A classic attraction that’s been at the Magic Kingdom since its opening in 1971 will be known by a new name starting June 1, 2010. Cinderella’s Golden Carrousel will change its name to Prince Charming Regal Carrousel.
Disney said the name is changing to “further develop the rich storylines in Fantasyland and help tell the rest of the Cinderella story”. A Disney spokesperson said there are no other name changes planned for Fantasyland beyond the already announced Fantasyland Forest expansion.
Here’s the full Cinderella story concerning the carrousel.

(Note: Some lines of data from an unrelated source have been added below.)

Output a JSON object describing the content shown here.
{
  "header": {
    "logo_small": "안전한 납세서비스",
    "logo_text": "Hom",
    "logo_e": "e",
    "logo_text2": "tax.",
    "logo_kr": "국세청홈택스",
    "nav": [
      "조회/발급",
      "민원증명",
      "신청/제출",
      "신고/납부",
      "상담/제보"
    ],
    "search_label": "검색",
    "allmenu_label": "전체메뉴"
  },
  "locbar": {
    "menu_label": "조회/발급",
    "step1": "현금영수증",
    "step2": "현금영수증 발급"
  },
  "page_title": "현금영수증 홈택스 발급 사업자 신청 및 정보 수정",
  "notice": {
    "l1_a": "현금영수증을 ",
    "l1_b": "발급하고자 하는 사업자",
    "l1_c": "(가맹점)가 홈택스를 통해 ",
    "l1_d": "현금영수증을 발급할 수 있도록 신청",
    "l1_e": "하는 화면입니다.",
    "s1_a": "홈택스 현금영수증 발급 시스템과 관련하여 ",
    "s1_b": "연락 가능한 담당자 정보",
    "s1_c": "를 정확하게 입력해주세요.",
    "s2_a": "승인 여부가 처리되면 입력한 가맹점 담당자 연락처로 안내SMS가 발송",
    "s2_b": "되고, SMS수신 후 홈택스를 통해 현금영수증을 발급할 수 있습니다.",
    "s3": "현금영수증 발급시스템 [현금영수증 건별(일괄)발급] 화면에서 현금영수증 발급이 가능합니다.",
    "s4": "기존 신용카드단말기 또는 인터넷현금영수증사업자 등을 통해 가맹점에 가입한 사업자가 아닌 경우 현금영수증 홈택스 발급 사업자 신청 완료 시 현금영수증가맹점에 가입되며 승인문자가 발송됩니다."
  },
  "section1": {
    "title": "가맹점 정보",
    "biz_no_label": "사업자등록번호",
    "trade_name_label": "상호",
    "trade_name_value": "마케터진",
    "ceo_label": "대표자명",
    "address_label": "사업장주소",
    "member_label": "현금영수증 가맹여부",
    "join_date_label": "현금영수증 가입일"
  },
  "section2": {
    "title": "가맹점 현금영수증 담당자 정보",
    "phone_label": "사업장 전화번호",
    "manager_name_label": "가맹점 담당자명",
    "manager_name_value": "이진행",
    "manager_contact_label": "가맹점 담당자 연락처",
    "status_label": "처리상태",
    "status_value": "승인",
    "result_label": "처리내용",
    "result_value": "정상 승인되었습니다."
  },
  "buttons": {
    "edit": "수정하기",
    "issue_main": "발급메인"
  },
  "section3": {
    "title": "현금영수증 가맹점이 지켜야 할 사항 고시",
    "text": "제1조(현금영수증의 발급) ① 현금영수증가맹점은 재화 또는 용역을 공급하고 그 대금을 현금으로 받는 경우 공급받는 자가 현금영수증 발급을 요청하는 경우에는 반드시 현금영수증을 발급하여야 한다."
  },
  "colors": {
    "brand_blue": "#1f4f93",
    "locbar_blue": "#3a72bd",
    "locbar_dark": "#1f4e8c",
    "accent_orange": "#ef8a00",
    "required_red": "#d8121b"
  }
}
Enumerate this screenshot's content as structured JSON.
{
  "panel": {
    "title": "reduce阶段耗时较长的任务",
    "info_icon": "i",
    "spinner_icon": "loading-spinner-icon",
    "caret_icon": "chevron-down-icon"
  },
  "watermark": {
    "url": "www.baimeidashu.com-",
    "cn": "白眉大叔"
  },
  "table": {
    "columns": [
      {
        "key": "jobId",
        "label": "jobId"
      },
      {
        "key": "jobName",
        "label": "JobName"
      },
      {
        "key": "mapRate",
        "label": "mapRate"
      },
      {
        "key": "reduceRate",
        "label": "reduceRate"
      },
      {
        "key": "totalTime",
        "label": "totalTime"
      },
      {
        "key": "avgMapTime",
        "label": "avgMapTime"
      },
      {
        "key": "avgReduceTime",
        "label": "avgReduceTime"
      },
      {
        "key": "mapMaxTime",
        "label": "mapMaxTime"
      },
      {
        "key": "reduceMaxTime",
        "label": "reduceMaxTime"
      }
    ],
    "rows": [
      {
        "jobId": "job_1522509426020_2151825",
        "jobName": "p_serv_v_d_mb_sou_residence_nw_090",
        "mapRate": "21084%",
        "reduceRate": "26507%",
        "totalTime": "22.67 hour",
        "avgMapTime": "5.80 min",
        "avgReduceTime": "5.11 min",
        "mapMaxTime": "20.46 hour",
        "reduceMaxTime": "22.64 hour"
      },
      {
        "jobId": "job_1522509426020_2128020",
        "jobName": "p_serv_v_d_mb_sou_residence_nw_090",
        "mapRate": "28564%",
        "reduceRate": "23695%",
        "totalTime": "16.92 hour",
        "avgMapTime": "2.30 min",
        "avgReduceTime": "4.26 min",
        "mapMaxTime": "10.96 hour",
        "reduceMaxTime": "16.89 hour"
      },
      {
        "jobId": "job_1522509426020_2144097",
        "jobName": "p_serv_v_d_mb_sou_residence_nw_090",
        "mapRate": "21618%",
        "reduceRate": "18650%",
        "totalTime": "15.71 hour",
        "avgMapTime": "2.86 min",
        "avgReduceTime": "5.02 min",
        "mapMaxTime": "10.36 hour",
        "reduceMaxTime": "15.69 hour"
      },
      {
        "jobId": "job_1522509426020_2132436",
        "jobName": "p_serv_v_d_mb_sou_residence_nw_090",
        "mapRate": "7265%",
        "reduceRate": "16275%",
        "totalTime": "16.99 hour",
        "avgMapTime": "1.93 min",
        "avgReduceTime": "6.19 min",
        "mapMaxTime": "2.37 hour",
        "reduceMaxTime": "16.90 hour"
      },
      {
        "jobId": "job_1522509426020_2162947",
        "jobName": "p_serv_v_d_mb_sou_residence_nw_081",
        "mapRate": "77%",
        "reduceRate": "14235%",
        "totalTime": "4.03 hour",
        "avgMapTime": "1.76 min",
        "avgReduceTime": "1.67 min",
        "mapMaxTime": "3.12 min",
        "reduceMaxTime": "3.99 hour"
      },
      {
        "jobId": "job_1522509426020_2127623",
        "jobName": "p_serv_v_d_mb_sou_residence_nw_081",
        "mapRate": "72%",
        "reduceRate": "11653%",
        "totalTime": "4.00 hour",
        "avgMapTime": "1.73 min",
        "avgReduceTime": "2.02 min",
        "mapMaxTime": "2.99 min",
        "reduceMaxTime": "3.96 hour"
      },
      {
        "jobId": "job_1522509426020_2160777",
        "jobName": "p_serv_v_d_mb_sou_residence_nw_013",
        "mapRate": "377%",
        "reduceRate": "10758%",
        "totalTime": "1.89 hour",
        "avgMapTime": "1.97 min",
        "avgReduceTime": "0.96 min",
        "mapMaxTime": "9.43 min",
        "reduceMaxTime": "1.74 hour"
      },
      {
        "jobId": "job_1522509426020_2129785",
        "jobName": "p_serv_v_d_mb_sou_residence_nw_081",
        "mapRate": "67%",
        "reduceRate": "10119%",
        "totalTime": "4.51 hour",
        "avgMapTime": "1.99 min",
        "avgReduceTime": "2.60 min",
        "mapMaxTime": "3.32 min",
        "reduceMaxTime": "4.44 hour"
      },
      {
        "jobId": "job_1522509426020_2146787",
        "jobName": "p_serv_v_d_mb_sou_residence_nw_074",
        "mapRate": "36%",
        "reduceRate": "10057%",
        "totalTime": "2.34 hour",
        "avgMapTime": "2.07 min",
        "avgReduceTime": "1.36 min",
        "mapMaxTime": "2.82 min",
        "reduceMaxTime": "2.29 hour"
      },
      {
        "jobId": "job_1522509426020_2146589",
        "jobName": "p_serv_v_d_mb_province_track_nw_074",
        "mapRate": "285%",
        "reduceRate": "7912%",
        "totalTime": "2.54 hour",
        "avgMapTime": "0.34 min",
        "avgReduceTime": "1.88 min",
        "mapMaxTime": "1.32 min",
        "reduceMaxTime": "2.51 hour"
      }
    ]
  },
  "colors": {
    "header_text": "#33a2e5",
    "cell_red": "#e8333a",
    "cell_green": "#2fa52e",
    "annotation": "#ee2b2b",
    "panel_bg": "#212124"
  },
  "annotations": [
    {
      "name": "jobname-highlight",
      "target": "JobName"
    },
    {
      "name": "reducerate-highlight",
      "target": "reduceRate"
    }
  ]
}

“Following their fairy-tale romance and happily-ever-after wedding, Cinderella and Prince Charming took up residence in Cinderella Castle. With peace throughout the kingdom, Prince Charming had time to practice for jousting tournaments. In the countryside near the castle, he built a training device of carved horses, on which he could practice the art of ring-spearing, a tournament event in which a knight rides his horse full speed, lance in hand, toward a small ring hanging from a tree limb, with the object of spearing the ring. This event was known by various names throughout the lands, but generally came to be called ‘carrousel.’
“The carrousel device drew the attention of the villagers, who wanted to take a turn on this amazing spinning contraption. So Prince Charming had a second carrousel constructed closer to the castle, where everyone could take a spin on this wondrous invention. Instead of a working knight’s training device, however, this new carrousel is more befitting its regal location in the Castle Courtyard – its rustic training horses replaced with ornately decorated prancing steeds adorned with golden helmets and shields, flower garlands, feathers and other festoons. Prince Charming invites one and all to test their horsemanship skills and to enjoy their own happy ending.”

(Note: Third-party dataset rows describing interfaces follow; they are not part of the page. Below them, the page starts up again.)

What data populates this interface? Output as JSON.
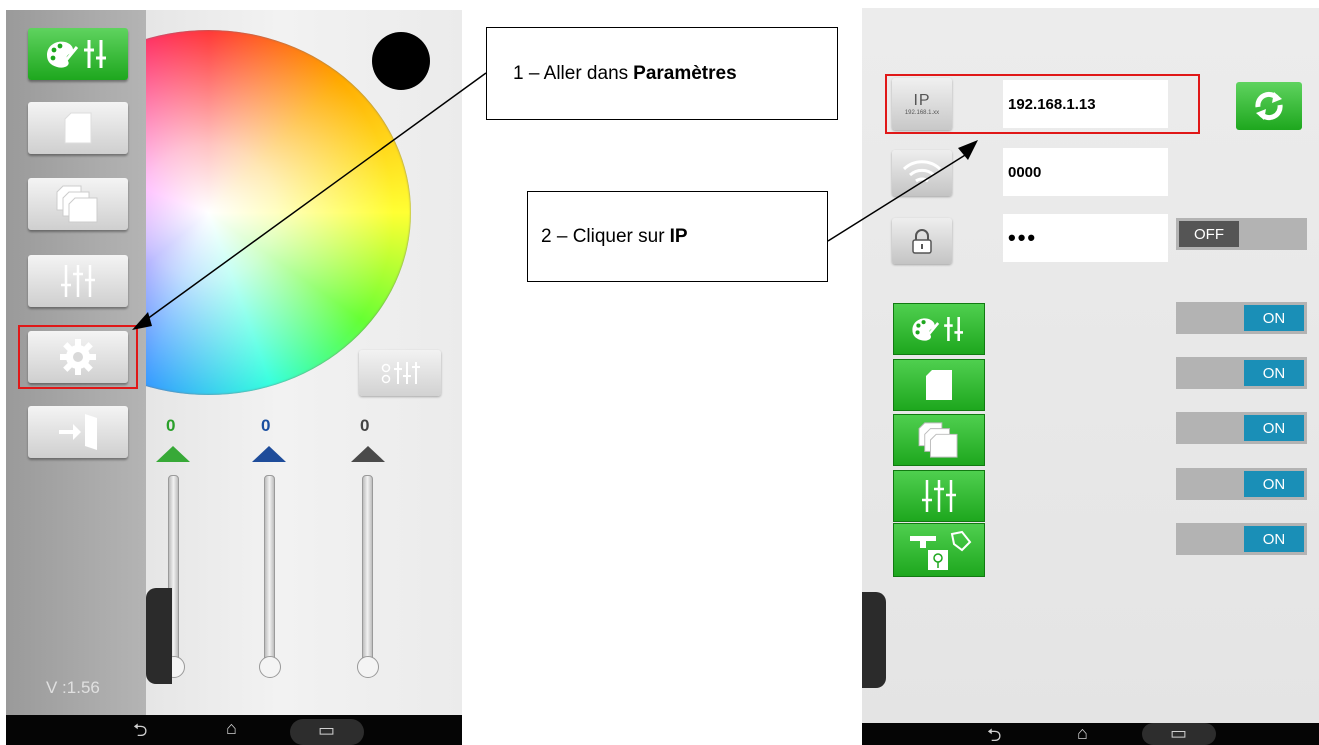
{
  "left_screen": {
    "version": "V :1.56",
    "values": [
      "0",
      "0",
      "0"
    ],
    "value_colors": [
      "#2aa02a",
      "#1a4fa0",
      "#444444"
    ],
    "sidebar_icons": [
      "palette-sliders-icon",
      "single-page-icon",
      "multi-page-icon",
      "sliders-icon",
      "gear-icon",
      "exit-door-icon"
    ]
  },
  "right_screen": {
    "ip_button_caption": "IP",
    "ip_button_subcaption": "192.168.1.xx",
    "ip_value": "192.168.1.13",
    "wifi_value": "0000",
    "password_value": "•••",
    "lock_toggle": "OFF",
    "feature_toggles": [
      "ON",
      "ON",
      "ON",
      "ON",
      "ON"
    ]
  },
  "callouts": {
    "step1_prefix": "1 – Aller dans",
    "step1_bold": "Paramètres",
    "step2_prefix": "2 – Cliquer sur",
    "step2_bold": "IP"
  },
  "colors": {
    "accent_green": "#1ea71e",
    "toggle_on": "#1a8fb7",
    "highlight_red": "#e01818"
  }
}
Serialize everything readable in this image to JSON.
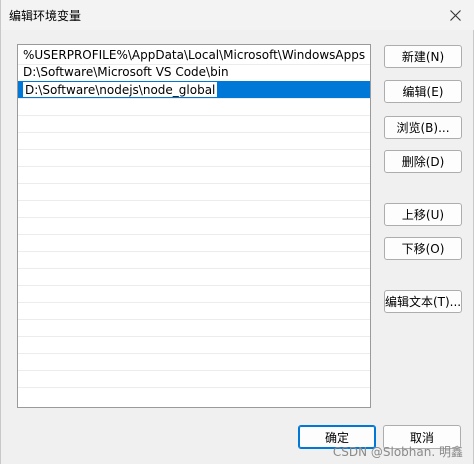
{
  "window": {
    "title": "编辑环境变量",
    "close_icon": "close-icon"
  },
  "paths": [
    "%USERPROFILE%\\AppData\\Local\\Microsoft\\WindowsApps",
    "D:\\Software\\Microsoft VS Code\\bin",
    "D:\\Software\\nodejs\\node_global"
  ],
  "buttons": {
    "new": "新建(N)",
    "edit": "编辑(E)",
    "browse": "浏览(B)...",
    "delete": "删除(D)",
    "move_up": "上移(U)",
    "move_down": "下移(O)",
    "edit_text": "编辑文本(T)...",
    "ok": "确定",
    "cancel": "取消"
  },
  "watermark": "CSDN @Slobhan. 明鑫",
  "colors": {
    "selection": "#0078d7",
    "dialog_bg": "#f0f0f0"
  }
}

The carrousel is actually a lot older than the Magic Kingdom. It was built by the Philadelphia Toboggan Company in 1917 for the Detroit Palace Garden Park. It was originally red, white and blue, symbolizing the patriotism of the era, with figures of Miss Liberty. It was later moved to Maplewood Olympic Park in New Jersey. When Maplewood closed in 1967, Disney designers discovered the carrousel and completely renovated it, painting scenes from Cinderella in the panels above the horses.

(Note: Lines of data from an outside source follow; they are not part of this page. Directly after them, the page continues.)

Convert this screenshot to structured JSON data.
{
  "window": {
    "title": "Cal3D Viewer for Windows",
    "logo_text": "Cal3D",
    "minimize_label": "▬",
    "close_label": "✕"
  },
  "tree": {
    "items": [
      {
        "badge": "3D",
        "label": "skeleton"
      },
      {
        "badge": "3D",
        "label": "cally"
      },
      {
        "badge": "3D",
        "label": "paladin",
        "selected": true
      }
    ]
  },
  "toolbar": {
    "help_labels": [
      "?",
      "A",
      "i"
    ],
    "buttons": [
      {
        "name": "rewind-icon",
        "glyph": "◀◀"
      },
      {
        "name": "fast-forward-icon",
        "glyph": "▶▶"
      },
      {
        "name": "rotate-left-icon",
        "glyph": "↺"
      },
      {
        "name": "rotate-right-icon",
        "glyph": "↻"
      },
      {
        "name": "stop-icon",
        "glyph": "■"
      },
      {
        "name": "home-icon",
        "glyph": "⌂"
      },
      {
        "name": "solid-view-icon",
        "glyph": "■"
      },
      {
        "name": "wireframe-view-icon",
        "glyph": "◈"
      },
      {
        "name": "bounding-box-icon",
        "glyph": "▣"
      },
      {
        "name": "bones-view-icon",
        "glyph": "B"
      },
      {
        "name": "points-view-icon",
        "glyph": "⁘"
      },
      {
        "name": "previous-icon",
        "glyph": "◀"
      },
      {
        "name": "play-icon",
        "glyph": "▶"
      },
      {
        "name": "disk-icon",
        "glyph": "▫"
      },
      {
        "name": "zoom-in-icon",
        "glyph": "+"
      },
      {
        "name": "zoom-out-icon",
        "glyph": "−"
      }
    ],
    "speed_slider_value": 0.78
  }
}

Along with 2,325 lights and the 18 hand-painted scenes on the canopy, the five different sizes of hard-maple horses (18 rows of five horses each) are arranged from the largest on the outside to the smallest on the inside. The band organ that adds music to the ride is part of the antique masterpiece and each horse is completely unique, with its own pattern, color scheme and number on the bridle.